Even though the local weather disaster has turn out to be an awesome supply of strain for many of us, Taylor says that the most important step for the long run is not to descend into helplessness. Communities coming in combination amid a disaster cannot best assist every different cope in the course of the loss and concern, but additionally mobilize to create adjustments that cut back carbon footprints.

Apprehensive passivity will best compound a subject that “no unmarried individual can cope with,” Taylor stated.

“Which, we have observed this throughout the pandemic the place persons are understanding, ‘oh, if we sign up for in combination as a group and assist one every other, the weight turns out lessened,’” Taylor stated.

Jamie Thrower grew up in Sonoma County, which was once hit laborious by way of the 2017 Tubbs Hearth and once more this autumn with the Glass Hearth. The 33-year-old photographer was once residing in Oakland 3 years in the past when the Tubbs hearth devastated her place of origin as she rushed again to California from a go back and forth in Portland, Oregon.Thrower stated she threw herself into volunteering, making an attempt her best possible to be useful, however couldn’t shake the worry and wish to be “hyper vigilant.”

“It a great deal affects other folks, you recognize, from all circuits of it and whether or not or no longer you are in the course of it or you are a few rings out,” Thrower stated. “It nonetheless actually permeates the group, and everybody’s…psychological well being.”

She referred to as it “surreal” to look at her outdated group, together with her pals, circle of relatives and previous classmates dropping their properties. Thrower has since moved to Portland together with her spouse, however that hasn’t given her any safe haven from the flames.

The melted signal of the Oak Park Motel destroyed by way of the flames of the Beachie Creek Hearth is observed in Gates, east of Salem, Ore., on Sept. 13, 2020. The wildfire led to the evacuation of 40,000 citizens, killing 4 other folks and 5 are nonetheless missin.Ron Shumacher / AFP – Getty Pictures

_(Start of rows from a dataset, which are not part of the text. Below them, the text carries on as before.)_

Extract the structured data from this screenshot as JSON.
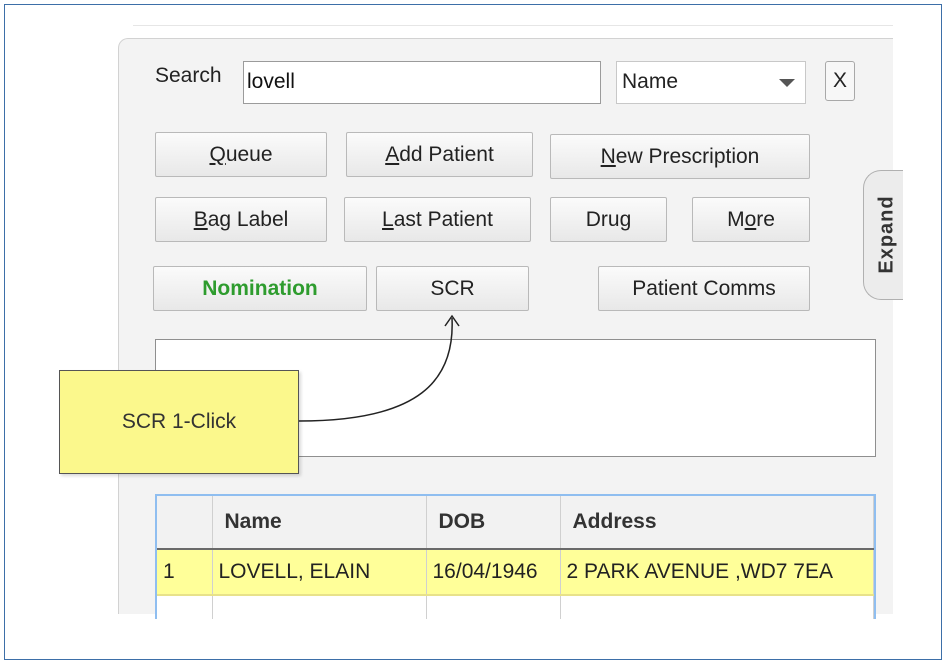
{
  "search": {
    "label": "Search",
    "value": "lovell",
    "type_value": "Name",
    "clear_label": "X"
  },
  "buttons": {
    "queue": {
      "pre": "",
      "key": "Q",
      "post": "ueue"
    },
    "add_patient": {
      "pre": "",
      "key": "A",
      "post": "dd Patient"
    },
    "new_prescription": {
      "pre": "",
      "key": "N",
      "post": "ew Prescription"
    },
    "bag_label": {
      "pre": "",
      "key": "B",
      "post": "ag Label"
    },
    "last_patient": {
      "pre": "",
      "key": "L",
      "post": "ast Patient"
    },
    "drug": "Drug",
    "more": {
      "pre": "M",
      "key": "o",
      "post": "re"
    },
    "nomination": "Nomination",
    "scr": "SCR",
    "patient_comms": "Patient Comms"
  },
  "expand_tab": "Expand",
  "callout": "SCR 1-Click",
  "results": {
    "columns": [
      "",
      "Name",
      "DOB",
      "Address"
    ],
    "rows": [
      {
        "index": "1",
        "name": "LOVELL, ELAIN",
        "dob": "16/04/1946",
        "address": "2 PARK AVENUE ,WD7 7EA"
      }
    ]
  },
  "colors": {
    "nomination_text": "#2e9c2e",
    "selected_row": "#ffff99",
    "callout_fill": "#fbf88c",
    "frame_border": "#3d6fa8"
  }
}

This Oregon wildfire season has additionally been a number of the maximum damaging on list. Oregon Gov. Kate Brown stated in September that the fires within the state may just imply the “largest lack of human lives and belongings because of wildfire in our state’s historical past.”

Thrower and her spouse have concerned about doing what they are able to for the ones round them, providing every different some additional grace whilst experiencing the added strain of the fires, nevertheless it does appear to them that local weather exchange is inescapable.

“I have no idea if it is in fact imaginable to opposite anything else that we have already executed,” Thrower stated. “However there’s a manner that we will be able to prevent the consequences of it, or prevent doing what we are doing now, and paintings to make a greater local weather in order that we aren’t all struggling.”

Leave a Reply

Your email address will not be published. Required fields are marked *